How can a Seattle neighborhood overcome a reputation for crime? Throw a massive street party at night.
The Chinese Moon Festival is traditionally celebrated at harvest time by giving thanks, making offerings of food and eating mooncakes.
But in a city that doesn’t ever do anything by the book, it was no surprise that Seattle’s Night Market & Moon Festival on Saturday added a few non-traditional elements, like breakdancing and food trucks. (But don’t worry, there were still plenty of mooncakes.)
The Chinatown International District Business Improvement Area (CIDBIA) started the Night Market and Moon Festival five years ago with an inflatable outdoor movie screen, a couple of food vendors and 500 people.
This year the festival had 60 vendors, a beer garden, musical performances until midnight, and close to 20,000 people, according to the Executive Director of CIDBIA, Don Blakeney.
Night Markets are a growing trend up and down the West Coast, from Vancouver and Los Angeles, inspired by the Asian tradition that allows people to beat the daytime heat by shopping and eating late at night.
“Doing these kinds of events is part of that, really making the streets come alive,” Blakeney said. “And being able to do it in a culturally interesting and authentic way is what we’re aiming for.”
Seattle’s food vendors were out in force, offering a diverse range of options, from Pink’s Specialty Asian Ice Cream or Ezell’s Famous Chicken Express. Every food vendor was asked to offer a $5 Asian inspired dish for the event. The Liana Café House served traditional Chinese dishes like dumplings and big buns. Sweet smells floated by in the evening breeze as a sandwich restaurant called Subsand grilled fresh eggpuffs, which are a sugary, traditional Chinese delicacy.
“Kids love it,” said Steve Chan, who works for the restaurant.
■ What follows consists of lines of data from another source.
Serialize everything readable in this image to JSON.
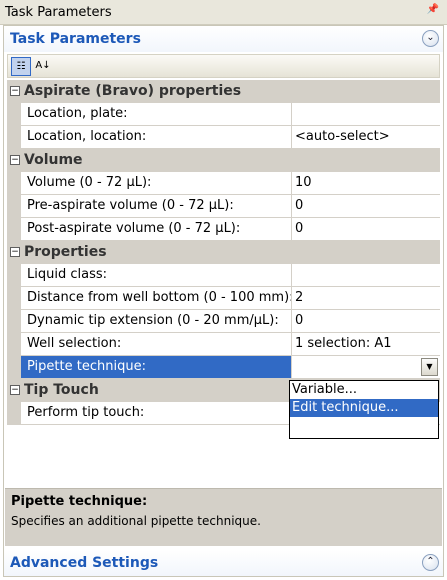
{
  "window": {
    "title": "Task Parameters",
    "pin_glyph": "📌"
  },
  "panel": {
    "header": "Task Parameters",
    "collapse_glyph": "⌄"
  },
  "toolbar": {
    "categorized_glyph": "☷",
    "alphabetical_glyph": "A↓"
  },
  "grid": {
    "categories": [
      {
        "label": "Aspirate (Bravo) properties",
        "rows": [
          {
            "name": "Location, plate:",
            "value": ""
          },
          {
            "name": "Location, location:",
            "value": "<auto-select>"
          }
        ]
      },
      {
        "label": "Volume",
        "rows": [
          {
            "name": "Volume (0 - 72 µL):",
            "value": "10"
          },
          {
            "name": "Pre-aspirate volume (0 - 72 µL):",
            "value": "0"
          },
          {
            "name": "Post-aspirate volume (0 - 72 µL):",
            "value": "0"
          }
        ]
      },
      {
        "label": "Properties",
        "rows": [
          {
            "name": "Liquid class:",
            "value": ""
          },
          {
            "name": "Distance from well bottom (0 - 100 mm):",
            "value": "2"
          },
          {
            "name": "Dynamic tip extension (0 - 20 mm/µL):",
            "value": "0"
          },
          {
            "name": "Well selection:",
            "value": "1 selection: A1"
          },
          {
            "name": "Pipette technique:",
            "value": ""
          }
        ]
      },
      {
        "label": "Tip Touch",
        "rows": [
          {
            "name": "Perform tip touch:",
            "value": ""
          }
        ]
      }
    ],
    "dropdown_options": [
      "Variable...",
      "Edit technique...",
      ""
    ],
    "expander_glyph": "−"
  },
  "help": {
    "title": "Pipette technique:",
    "description": "Specifies an additional pipette technique."
  },
  "advanced": {
    "header": "Advanced Settings",
    "expand_glyph": "⌃"
  },
  "colors": {
    "header_text": "#1d59b8",
    "selection": "#316ac5",
    "category_bg": "#d4d0c8"
  }
}
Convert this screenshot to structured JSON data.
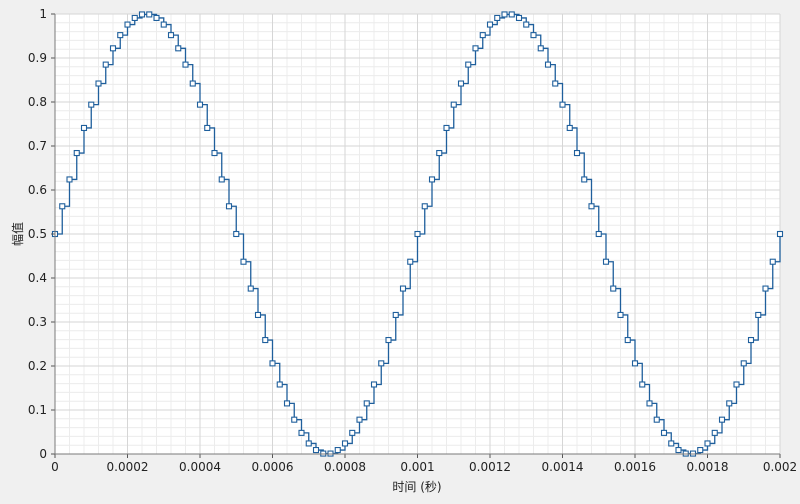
{
  "chart_data": {
    "type": "line",
    "title": "",
    "xlabel": "时间 (秒)",
    "ylabel": "幅值",
    "xlim": [
      0,
      0.002
    ],
    "ylim": [
      0,
      1
    ],
    "x_ticks": [
      0,
      0.0002,
      0.0004,
      0.0006,
      0.0008,
      0.001,
      0.0012,
      0.0014,
      0.0016,
      0.0018,
      0.002
    ],
    "x_tick_labels": [
      "0",
      "0.0002",
      "0.0004",
      "0.0006",
      "0.0008",
      "0.001",
      "0.0012",
      "0.0014",
      "0.0016",
      "0.0018",
      "0.002"
    ],
    "y_ticks": [
      0,
      0.1,
      0.2,
      0.3,
      0.4,
      0.5,
      0.6,
      0.7,
      0.8,
      0.9,
      1
    ],
    "y_tick_labels": [
      "0",
      "0.1",
      "0.2",
      "0.3",
      "0.4",
      "0.5",
      "0.6",
      "0.7",
      "0.8",
      "0.9",
      "1"
    ],
    "grid": true,
    "series": [
      {
        "style": "stairs-with-square-markers",
        "color": "#1f5f9c",
        "x": [
          0,
          2e-05,
          4e-05,
          6e-05,
          8e-05,
          0.0001,
          0.00012,
          0.00014,
          0.00016,
          0.00018,
          0.0002,
          0.00022,
          0.00024,
          0.00026,
          0.00028,
          0.0003,
          0.00032,
          0.00034,
          0.00036,
          0.00038,
          0.0004,
          0.00042,
          0.00044,
          0.00046,
          0.00048,
          0.0005,
          0.00052,
          0.00054,
          0.00056,
          0.00058,
          0.0006,
          0.00062,
          0.00064,
          0.00066,
          0.00068,
          0.0007,
          0.00072,
          0.00074,
          0.00076,
          0.00078,
          0.0008,
          0.00082,
          0.00084,
          0.00086,
          0.00088,
          0.0009,
          0.00092,
          0.00094,
          0.00096,
          0.00098,
          0.001,
          0.00102,
          0.00104,
          0.00106,
          0.00108,
          0.0011,
          0.00112,
          0.00114,
          0.00116,
          0.00118,
          0.0012,
          0.00122,
          0.00124,
          0.00126,
          0.00128,
          0.0013,
          0.00132,
          0.00134,
          0.00136,
          0.00138,
          0.0014,
          0.00142,
          0.00144,
          0.00146,
          0.00148,
          0.0015,
          0.00152,
          0.00154,
          0.00156,
          0.00158,
          0.0016,
          0.00162,
          0.00164,
          0.00166,
          0.00168,
          0.0017,
          0.00172,
          0.00174,
          0.00176,
          0.00178,
          0.0018,
          0.00182,
          0.00184,
          0.00186,
          0.00188,
          0.0019,
          0.00192,
          0.00194,
          0.00196,
          0.00198,
          0.002
        ],
        "y": [
          0.5,
          0.563,
          0.624,
          0.684,
          0.741,
          0.794,
          0.842,
          0.885,
          0.922,
          0.952,
          0.976,
          0.991,
          0.999,
          0.999,
          0.991,
          0.976,
          0.952,
          0.922,
          0.885,
          0.842,
          0.794,
          0.741,
          0.684,
          0.624,
          0.563,
          0.5,
          0.437,
          0.376,
          0.316,
          0.259,
          0.206,
          0.158,
          0.115,
          0.078,
          0.048,
          0.024,
          0.009,
          0.001,
          0.001,
          0.009,
          0.024,
          0.048,
          0.078,
          0.115,
          0.158,
          0.206,
          0.259,
          0.316,
          0.376,
          0.437,
          0.5,
          0.563,
          0.624,
          0.684,
          0.741,
          0.794,
          0.842,
          0.885,
          0.922,
          0.952,
          0.976,
          0.991,
          0.999,
          0.999,
          0.991,
          0.976,
          0.952,
          0.922,
          0.885,
          0.842,
          0.794,
          0.741,
          0.684,
          0.624,
          0.563,
          0.5,
          0.437,
          0.376,
          0.316,
          0.259,
          0.206,
          0.158,
          0.115,
          0.078,
          0.048,
          0.024,
          0.009,
          0.001,
          0.001,
          0.009,
          0.024,
          0.048,
          0.078,
          0.115,
          0.158,
          0.206,
          0.259,
          0.316,
          0.376,
          0.437,
          0.5
        ]
      }
    ]
  }
}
In addition to shopping and eating, there was a main stage with performances of traditional dragon and lion dances, followed by a breakdancing competition. Afterward DJ’s JK-POP and Richard J. Dalton spun Korean, Japanese and Vietnamese pop music for the rest of the night.
The food trucks enjoyed steady business during the event as the Asian pop music thumped in the background.
Alda Agustiano is the cashier for the family business of the Bumbu Truck, which serves authentic Indonesian street food. Alda works with her two sisters, Aubrey and Alexa, and their parents own the truck. This was their first time using their new food truck and business was booming.
“Super busy,” Alda said. “Sold out. Sold out everything in three hours.”
Kevin Peralta and Zerina Bermedez enjoyed the salmon pok rice bowl from Sam Choy’s Poke to the Max food truck. They both said the festival was a good thing for the neighborhood.
“They really should do more of this kind of thing,” Peralta said. “I feel like Chinatown and the International District has a bad rap a lot times, and to allow people to come here and have access to just the general area and not feel threatened, it would put a new face on the district, on the neighborhood.”
This revitalization of Chinatown is part of the reason that CIDBIA organizes the festival. The marketing director, Youli Wang, is hopeful that the International District attracts more people in the future.
“Our goal is we want people to check out the neighborhood on a regular basis,” she said. “We want to kind of break the bridge, the gap, the barrier between the outside people and the neighborhood. We want them to think that it’s a cool neighborhood to hang out in.”